2022 Brown Center Teaching Colloquium Offers Insight and Collaboration
In what was supposed to be its eighth year — but instead was two years in the pandemic-making — Stetson’s Brown Center for Faculty Innovation and Excellence hosted the 2022 Brown Center Teaching Colloquium on April 8. There, Central Florida colleges shared best practices for teaching and learning under the theme of “Sharing Knowledge: Educating Students During a Pandemic.”
Appropriately enough, the event was held virtually, which presented further opportunities to learn.
“It was our first time [presenting on a virtual platform]. We had good participation for a day, and we felt really, really good about that — especially since it was our first time,” said Harry Price, PhD, associate chemistry professor and faculty director for the Brown Center.
Beyond the typical lessons of conducting a virtual conference, the colloquium involved multiple presentations outside of Stetson, creating separate challenges. All were overcome, prompting Price to add, “We felt really good; we pulled it off!”
Indeed, there was much enthusiasm and promise in the air, as presenters from Stetson, Embry-Riddle Aeronautical University and Florida Southern College discussed experiences and knowledge gained after teaching and working during a pandemic.
The mission of the Brown Center for Faculty Innovation and Excellence is to promote faculty vitality and vibrancy through learning opportunities that advance student engagement in and outside of the classroom by offering programming, mentoring and consultancy that enrich and sustain excellence in all facets of faculty life: learning and teaching, scholarship, leadership and service.
The colloquium offered each of those elements to the approximately 52 attendees, who at some point viewed the event, spending about four hours on average.
Keynote speaker David Johnson, PhD, a Brown Visiting Teacher-Scholar in Stetson’s English Department, drew the largest attendance of the day. He addressed the topic of “Looking back: What I learned about myself and teaching during a pandemic.” Johnson, who will soon depart Stetson, was selected as the keynote by virtue of being “top notch,” Price described.
Aside from the keynote address, the most-attended session was “Latinx Changing the World During the Pandemic?: Promises and Perils of Community-Based Learning,” presented by Stetson professors Pamela Cappas-Toro, PhD, and Raisa Ankeny, PhD, along with guests Andrea Bobadilla, Andy Ramirez and Chris Morissey.
Other Stetson presentations included “Inclusive Professionalism: Examining how we teach/discuss professionalism through a DEI lens” by Meg Young, DBA, an instructor in the School of Business Administration. Also, “Advancing Equity and Inclusion: Deepening Academic Rigor by Prioritizing Social Emotional Learning” was presented by Rajni Shankar-Brown, PhD, Stetson professor and the Jessie Ball duPont Endowed Chair of Social Justice Education.

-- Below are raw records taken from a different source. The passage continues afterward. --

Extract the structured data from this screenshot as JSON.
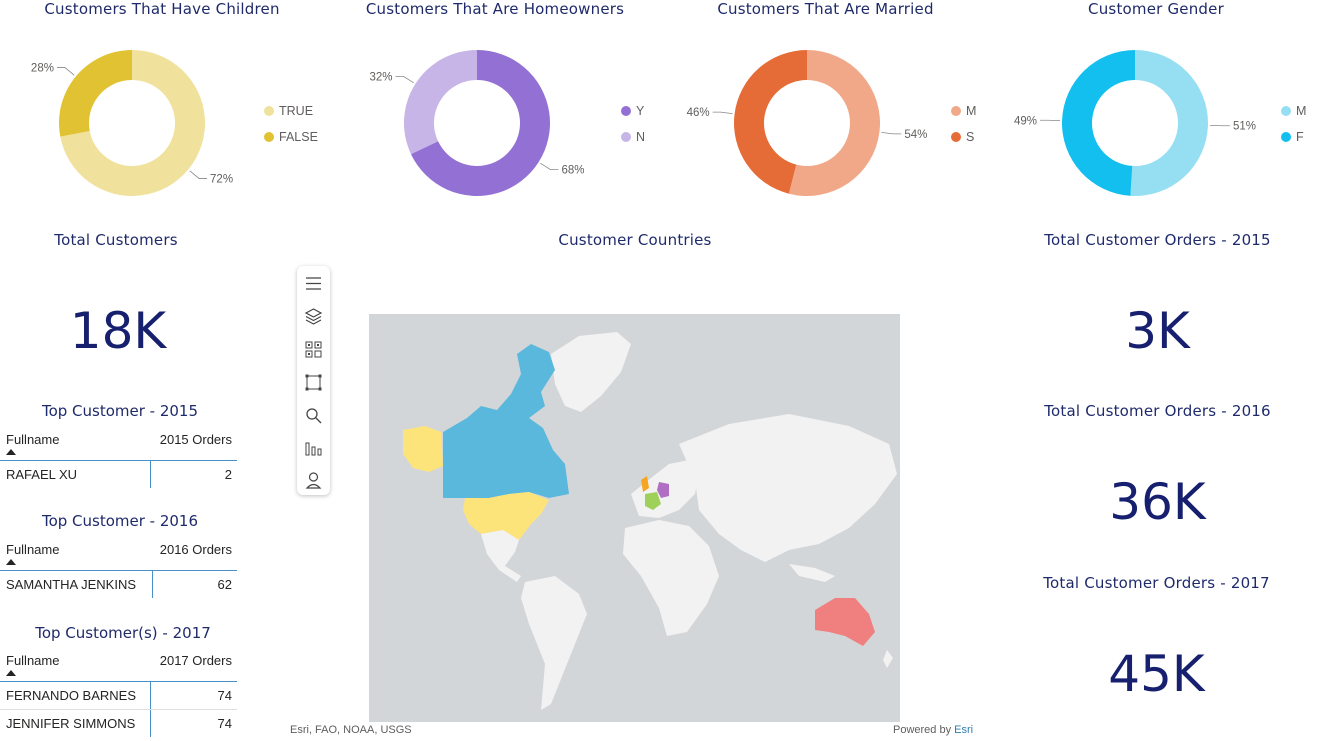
{
  "colors": {
    "title": "#1f2a6b",
    "kpi": "#17206e",
    "children_true": "#f0e19c",
    "children_false": "#e1c233",
    "home_y": "#9370d4",
    "home_n": "#c6b5e6",
    "married_m": "#f0a888",
    "married_s": "#e66c37",
    "gender_m": "#96dff3",
    "gender_f": "#12bfef",
    "map_ocean": "#d3d6d8",
    "map_land": "#f2f2f2",
    "map_canada": "#5ab8dc",
    "map_usa": "#fde47a",
    "map_australia": "#f08080",
    "map_germany": "#b06fc2",
    "map_france": "#9ed05a",
    "map_uk": "#f5a623"
  },
  "chart_data": [
    {
      "type": "pie",
      "title": "Customers That Have Children",
      "series": [
        {
          "name": "TRUE",
          "value": 72,
          "label": "72%"
        },
        {
          "name": "FALSE",
          "value": 28,
          "label": "28%"
        }
      ]
    },
    {
      "type": "pie",
      "title": "Customers That Are Homeowners",
      "series": [
        {
          "name": "Y",
          "value": 68,
          "label": "68%"
        },
        {
          "name": "N",
          "value": 32,
          "label": "32%"
        }
      ]
    },
    {
      "type": "pie",
      "title": "Customers That Are Married",
      "series": [
        {
          "name": "M",
          "value": 54,
          "label": "54%"
        },
        {
          "name": "S",
          "value": 46,
          "label": "46%"
        }
      ]
    },
    {
      "type": "pie",
      "title": "Customer Gender",
      "series": [
        {
          "name": "M",
          "value": 51,
          "label": "51%"
        },
        {
          "name": "F",
          "value": 49,
          "label": "49%"
        }
      ]
    },
    {
      "type": "table",
      "title": "Top Customer - 2015",
      "columns": [
        "Fullname",
        "2015 Orders"
      ],
      "rows": [
        [
          "RAFAEL XU",
          "2"
        ]
      ]
    },
    {
      "type": "table",
      "title": "Top Customer - 2016",
      "columns": [
        "Fullname",
        "2016 Orders"
      ],
      "rows": [
        [
          "SAMANTHA JENKINS",
          "62"
        ]
      ]
    },
    {
      "type": "table",
      "title": "Top Customer(s) - 2017",
      "columns": [
        "Fullname",
        "2017 Orders"
      ],
      "rows": [
        [
          "FERNANDO BARNES",
          "74"
        ],
        [
          "JENNIFER SIMMONS",
          "74"
        ]
      ]
    }
  ],
  "kpis": {
    "total_customers": {
      "title": "Total Customers",
      "value": "18K"
    },
    "orders_2015": {
      "title": "Total Customer Orders - 2015",
      "value": "3K"
    },
    "orders_2016": {
      "title": "Total Customer Orders - 2016",
      "value": "36K"
    },
    "orders_2017": {
      "title": "Total Customer Orders - 2017",
      "value": "45K"
    }
  },
  "map": {
    "title": "Customer Countries",
    "attribution": "Esri, FAO, NOAA, USGS",
    "powered_prefix": "Powered by ",
    "powered_brand": "Esri",
    "toolbar_icons": [
      "menu-icon",
      "layers-icon",
      "qr-select-icon",
      "rect-select-icon",
      "search-icon",
      "bar-chart-icon",
      "pin-icon"
    ]
  }
}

In addition, Embry Riddle’s Chad Rohrbacher, associate director, Center for Teaching and Learning, and Lulu Sun, PhD, College of Engineering, presented “Student Reflections Encourage Self-Regulated Learning and Faculty Just-In-Time Teaching.”
From Florida Southern, “Educating Students During the Pandemic Through a Unique and Transformational Collaboration Between the Offices of Academic Affairs and Student Life that Inspired Innovative Approaches to Teaching and Learning” was presented by Susan Freeman, vice president for Student Development, and Tracey Tedder, EdD, associate provost.
‘Celebration of Learning Experiences’
In the wake of “continuous, consistent engagement with loss” during the pandemic, the colloquium was a “harmonization, a celebration of learning experiences by faculty, staff and students at the end of an academic year,” commented Rosalie Richards, PhD, Stetson associate provost for Faculty Development and professor of chemistry and education.
“I think it’s a celebration of learning and an opportunity for us to really grapple with some of the imperatives in higher education and areas of dissonance for people to come together around teaching and learning. … This has always been about sharing knowledge, sharing excellence. That’s the goal of the colloquium.”
Notably, more collaboration between Stetson and other institutions, both in Florida and nationwide, are being planned, said Price, citing that his next focus is squarely on what’s called the PKAL Regional Networks.
PKAL Regional Networks, established in 2005 with support from the National Science Foundation, provide professional development opportunities for all STEM faculty that are highly effective, affordable and sustainable.
Price promises more information to come, but does offer this bit of insight: “This will elevate the Brown Center and Stetson, and meshes with new initiatives tied to the health sciences at Stetson. And it involves cooperation between institutions, which is really what I’m all about.”